Architects fees can be tailored to suit your project.
The fee is usually structured in one of three ways:
- as a percentage of the total construction cost;
- as a fixed fee with a stipulated sum; or
- as a reflection of the number of hours needed to do the work.
There are advantages and disadvantages for each of these arrangements.
Probably the most common method when the architect is to provide full services, with a realistic project budget. Generally the fee for new homes is usually a lower percentage than additions & alterations, and small projects command a higher percentage than larger ones. As a preliminary guide, the fee for FULL architecture service on a new residential project – including design, documentation and contract administration – could be 9% to 15% of the cost of construction, depending on the cost and complexity of the project. For partial services the fee would be reduced accordingly.
An advantage of the percentage fee is that, if the scope of work represented by the project’s construction budget grows because of changes in the brief or because the design evolves, then, under the agreement, the architect is automatically covered for the cost of the extra work.
However not everyone wants to commit to an apparently large fee at the beginning of a project. Furthermore, some clients – perhaps those who are paid by the hour themselves – feel that the under the percentage fee arrangement the architect’s fees are related to the cost of the project, and not necessarily to the amount of work they do if measured by the hour (but these people are often surprised by the low pay that architects accept).
Probably the most common method when the scope of work is clearly defined at the outset, with a realistic budget – the architect can then provide a quote for the work, broken into stages. Although it is called a ‘fixed fee’, the agreement must allow the fee to be altered when there are significant changes to the scope of work.
Clients often appreciate having a firm amount to budget for the fee, but it can be difficult to come to an agreement to cover additional fees if or when the scope of work changes. A project can end up being done ‘to a price’ rather than ‘to a quality’.
Time-based Fee, or Hourly Rates
Probably the most common method when there is some uncertainty at the outset of the project, perhaps relating to scope of work, budget, or even extent of the architect’s involvement. For example, often at the beginning of a project the exact scope of work is not settled as there can be a tension between what the clients want to do and the amount of money that the clients want to spend. In these cases it may be good to work through some design options on an hourly rate.
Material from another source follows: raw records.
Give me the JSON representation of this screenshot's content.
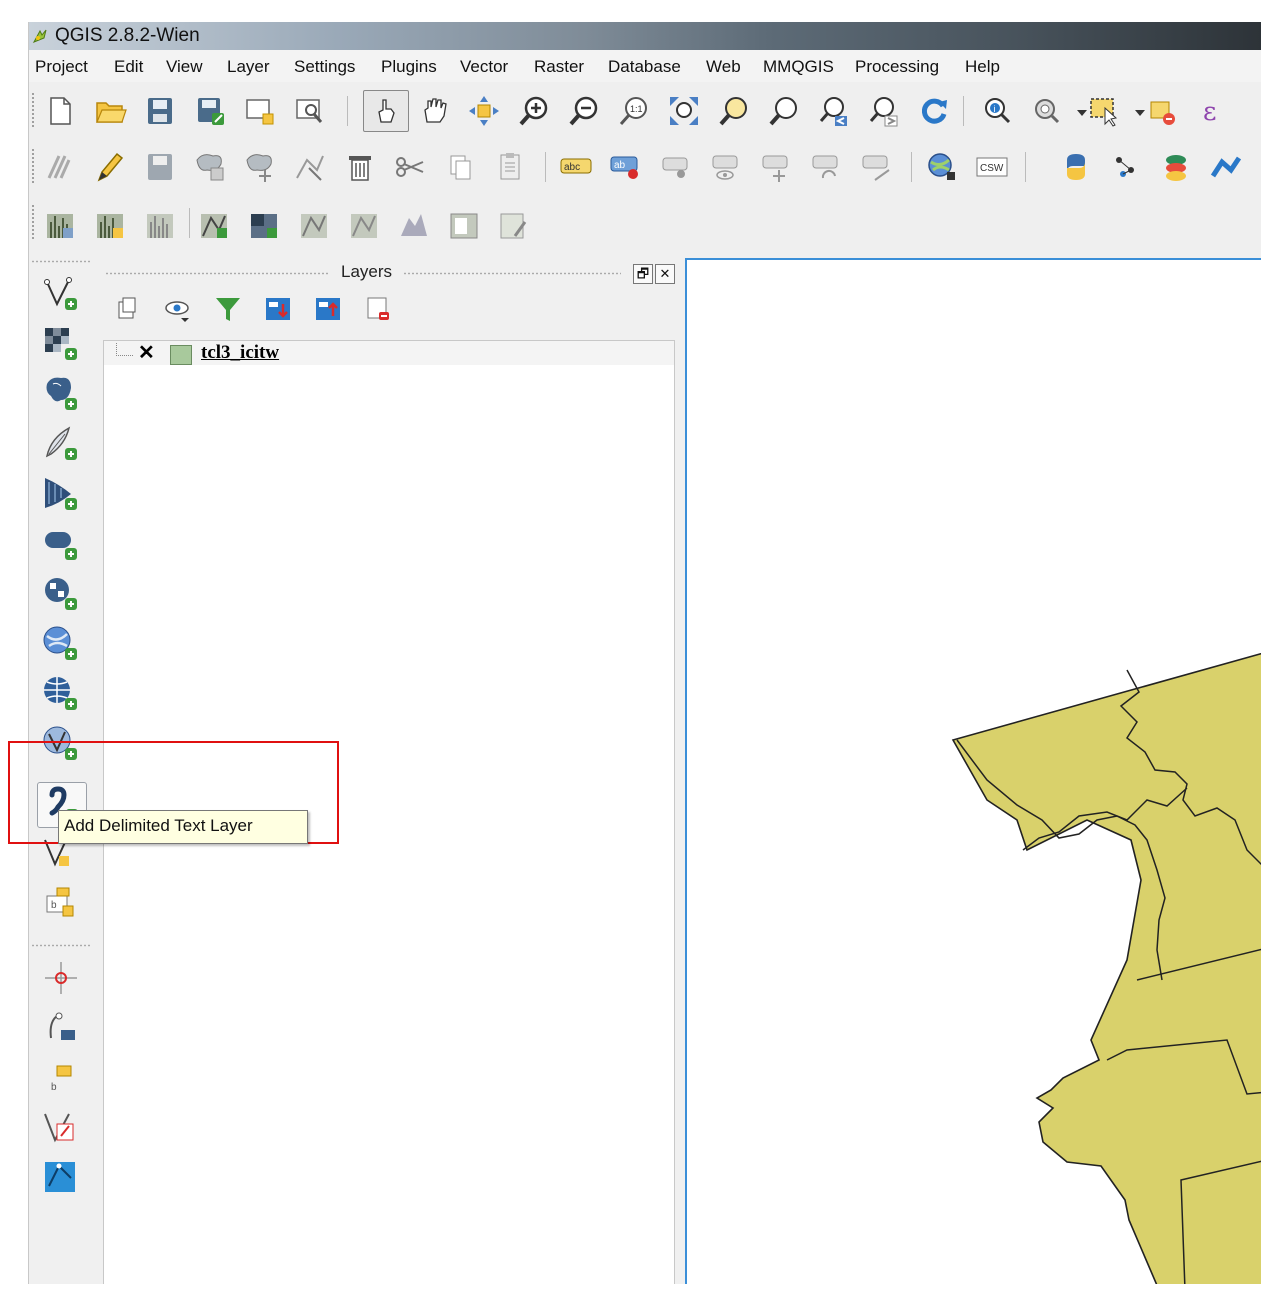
{
  "window": {
    "title": "QGIS 2.8.2-Wien"
  },
  "menu": [
    "Project",
    "Edit",
    "View",
    "Layer",
    "Settings",
    "Plugins",
    "Vector",
    "Raster",
    "Database",
    "Web",
    "MMQGIS",
    "Processing",
    "Help"
  ],
  "toolbar_labels": {
    "csw": "CSW",
    "abc": "abc",
    "ab": "ab",
    "one_to_one": "1:1",
    "epsilon": "ε"
  },
  "layers_panel": {
    "title": "Layers",
    "float_symbol": "🗗",
    "close_symbol": "✕"
  },
  "layers": [
    {
      "name": "tcl3_icitw",
      "visible": true,
      "checkbox_mark": "✕",
      "color": "#a8c99c"
    }
  ],
  "tooltip": {
    "text": "Add Delimited Text Layer"
  },
  "map": {
    "fill_color": "#d9d16b",
    "stroke_color": "#222222"
  },
  "icons": {
    "left_toolbar": [
      "add-vector-layer-icon",
      "add-raster-layer-icon",
      "add-postgis-layer-icon",
      "add-spatialite-layer-icon",
      "add-mssql-layer-icon",
      "add-oracle-layer-icon",
      "add-db2-layer-icon",
      "add-wms-layer-icon",
      "add-wcs-layer-icon",
      "add-wfs-layer-icon",
      "add-delimited-text-layer-icon",
      "new-shapefile-layer-icon",
      "new-spatialite-layer-icon",
      "coordinate-capture-icon",
      "gps-tools-icon",
      "label-tool-icon",
      "topology-checker-icon",
      "georeferencer-icon"
    ]
  }
}
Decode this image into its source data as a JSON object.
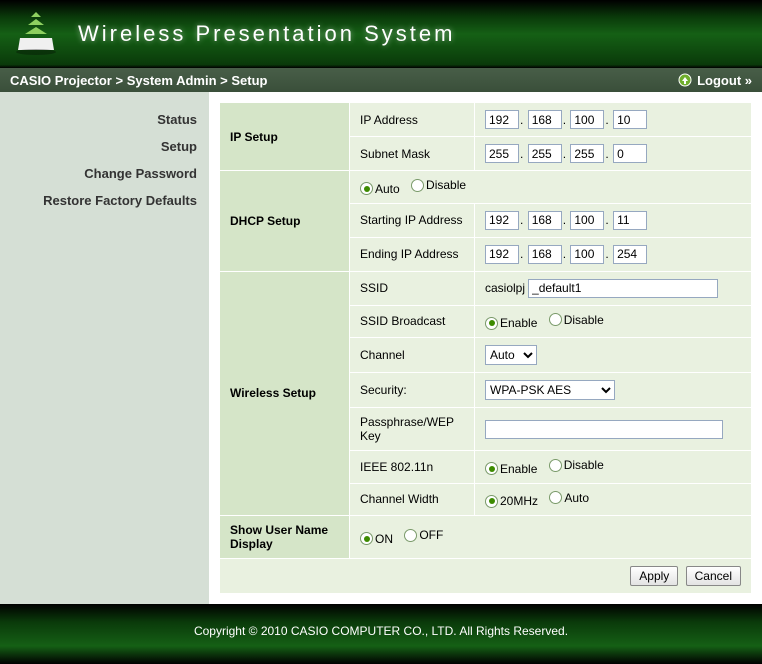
{
  "header": {
    "title": "Wireless Presentation System"
  },
  "breadcrumb": {
    "part1": "CASIO Projector",
    "part2": "System Admin",
    "part3": "Setup",
    "sep": ">",
    "logout": "Logout »"
  },
  "sidebar": {
    "items": [
      {
        "label": "Status"
      },
      {
        "label": "Setup"
      },
      {
        "label": "Change Password"
      },
      {
        "label": "Restore Factory Defaults"
      }
    ]
  },
  "ip_setup": {
    "section": "IP Setup",
    "ip_label": "IP Address",
    "ip": [
      "192",
      "168",
      "100",
      "10"
    ],
    "mask_label": "Subnet Mask",
    "mask": [
      "255",
      "255",
      "255",
      "0"
    ]
  },
  "dhcp": {
    "section": "DHCP Setup",
    "auto": "Auto",
    "disable": "Disable",
    "mode_selected": "auto",
    "start_label": "Starting IP Address",
    "start_ip": [
      "192",
      "168",
      "100",
      "11"
    ],
    "end_label": "Ending IP Address",
    "end_ip": [
      "192",
      "168",
      "100",
      "254"
    ]
  },
  "wifi": {
    "section": "Wireless Setup",
    "ssid_label": "SSID",
    "ssid_prefix": "casiolpj",
    "ssid_value": "_default1",
    "broadcast_label": "SSID Broadcast",
    "enable": "Enable",
    "disable": "Disable",
    "broadcast_selected": "enable",
    "channel_label": "Channel",
    "channel_value": "Auto",
    "security_label": "Security:",
    "security_value": "WPA-PSK AES",
    "passphrase_label": "Passphrase/WEP Key",
    "passphrase_value": "",
    "n_label": "IEEE 802.11n",
    "n_selected": "enable",
    "width_label": "Channel Width",
    "width_20": "20MHz",
    "width_auto": "Auto",
    "width_selected": "20"
  },
  "username": {
    "section": "Show User Name Display",
    "on": "ON",
    "off": "OFF",
    "selected": "on"
  },
  "buttons": {
    "apply": "Apply",
    "cancel": "Cancel"
  },
  "footer": "Copyright © 2010 CASIO COMPUTER CO., LTD. All Rights Reserved."
}
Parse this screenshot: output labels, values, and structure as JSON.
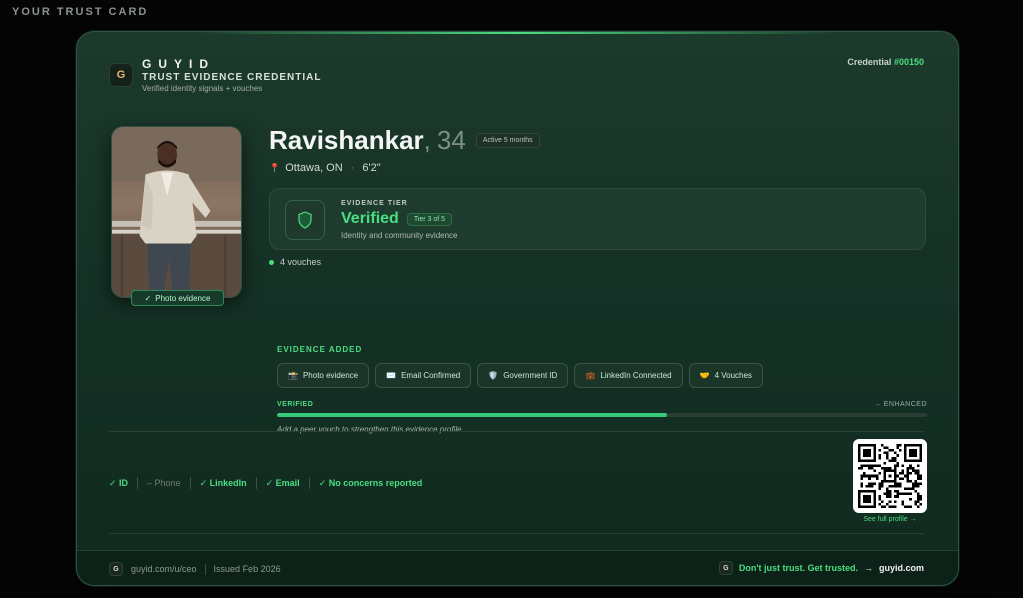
{
  "page": {
    "heading": "YOUR TRUST CARD"
  },
  "brand": {
    "logo_letter": "G",
    "name": "GUYID",
    "subtitle": "TRUST EVIDENCE CREDENTIAL",
    "tagline": "Verified identity signals + vouches"
  },
  "credential": {
    "label": "Credential",
    "number": "#00150"
  },
  "photo": {
    "badge_check": "✓",
    "badge_label": "Photo evidence"
  },
  "profile": {
    "name": "Ravishankar",
    "age": "34",
    "active": "Active 5 months",
    "location_icon": "pin-icon",
    "location": "Ottawa, ON",
    "height": "6'2\""
  },
  "tier": {
    "label": "EVIDENCE TIER",
    "name": "Verified",
    "badge": "Tier 3 of 5",
    "description": "Identity and community evidence",
    "icon": "shield-icon"
  },
  "vouches": {
    "text": "4 vouches"
  },
  "evidence": {
    "heading": "EVIDENCE ADDED",
    "chips": [
      {
        "icon": "📸",
        "label": "Photo evidence"
      },
      {
        "icon": "✉️",
        "label": "Email Confirmed"
      },
      {
        "icon": "🛡️",
        "label": "Government ID"
      },
      {
        "icon": "💼",
        "label": "LinkedIn Connected"
      },
      {
        "icon": "🤝",
        "label": "4 Vouches"
      }
    ]
  },
  "progress": {
    "start_label": "VERIFIED",
    "end_label": "→ ENHANCED",
    "value": 0.6,
    "hint": "Add a peer vouch to strengthen this evidence profile"
  },
  "signals": {
    "items": [
      {
        "label": "✓ ID",
        "active": true
      },
      {
        "label": "– Phone",
        "active": false
      },
      {
        "label": "✓ LinkedIn",
        "active": true
      },
      {
        "label": "✓ Email",
        "active": true
      },
      {
        "label": "✓ No concerns reported",
        "active": true
      }
    ]
  },
  "qr": {
    "caption": "See full profile →"
  },
  "footer": {
    "logo_letter": "G",
    "url": "guyid.com/u/ceo",
    "issued": "Issued Feb 2026",
    "tagline": "Don't just trust. Get trusted.",
    "arrow": "→",
    "site": "guyid.com"
  },
  "colors": {
    "accent": "#4ade80",
    "card_bg": "#163328",
    "page_bg": "#050505"
  }
}
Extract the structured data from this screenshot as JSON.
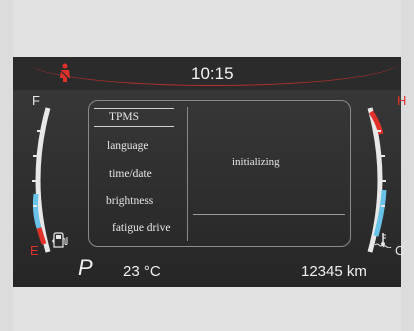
{
  "clock": {
    "time": "10:15"
  },
  "fuel_gauge": {
    "full_label": "F",
    "empty_label": "E"
  },
  "temp_gauge": {
    "hot_label": "H",
    "cold_label": "C"
  },
  "menu": {
    "items": [
      {
        "label": "TPMS",
        "selected": true
      },
      {
        "label": "language"
      },
      {
        "label": "time/date"
      },
      {
        "label": "brightness"
      },
      {
        "label": "fatigue drive"
      }
    ],
    "status": "initializing"
  },
  "bottom": {
    "gear": "P",
    "outside_temp": "23 °C",
    "odometer": "12345 km"
  },
  "colors": {
    "warning_red": "#e0302a",
    "gauge_blue": "#69c3e8"
  },
  "icons": {
    "seatbelt": "seatbelt-warning-icon",
    "fuel": "fuel-pump-icon",
    "coolant": "coolant-temp-icon"
  }
}
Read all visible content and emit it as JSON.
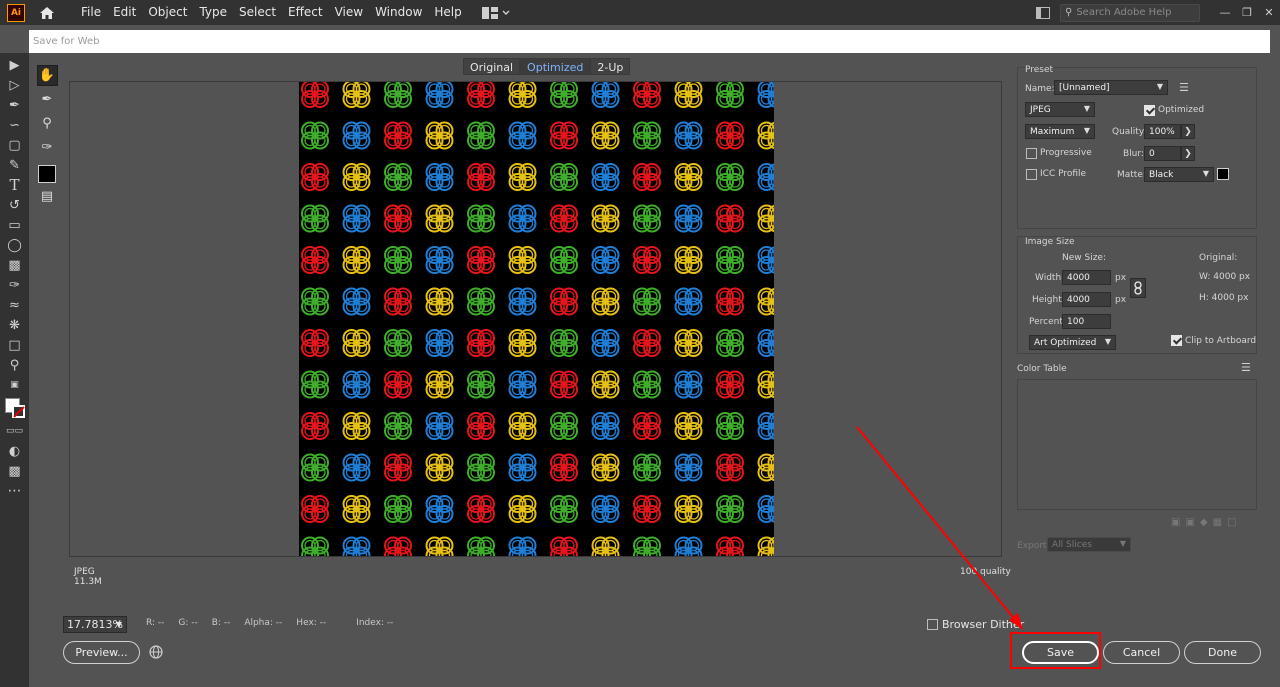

The architect’s hourly rates are agreed, accurate records are kept of time worked on the project, and invoices are issued monthly or at the completion of a stage.
An advantage of this arrangement is that the client does not have to sign up for a large fee at the beginning, and can see how the costs develop over the course of the project. However, if used for the full project the client can be up for higher overall fees, particularly if they make a lot of changes.
Sometimes the fee can be a hybrid where we propose to bill for the open-ended portions of the work on an hourly basis and the more finite portions as a fixed fee. As noted above, if there is a tension between what the clients want to do and the amount of money that the clients want to spend, it can be good to work through design options on an hourly rate then, when the exact scope of work is agreed – and affordable – negotiate a fixed fee for the latter stages of work.
Other stages that can be a cause of some uncertainty – and may therefore be done on an hourly rate – include negotiations with council during the assessment of the development application; or negotiations with tenderers during the tender assessment stage; or provision of contract administration services during the construction stage.
We tailor our fees to suit your project.
We incur some out-of-pocket expenses on projects for printing and copying, postage, etc. which are itemised separately from fees for services. Invoices are usually issued monthly and payment is due upon receipt. Consultant engineering services are an additional cost, as are council fees.
To talk about your project in particular, contact us now.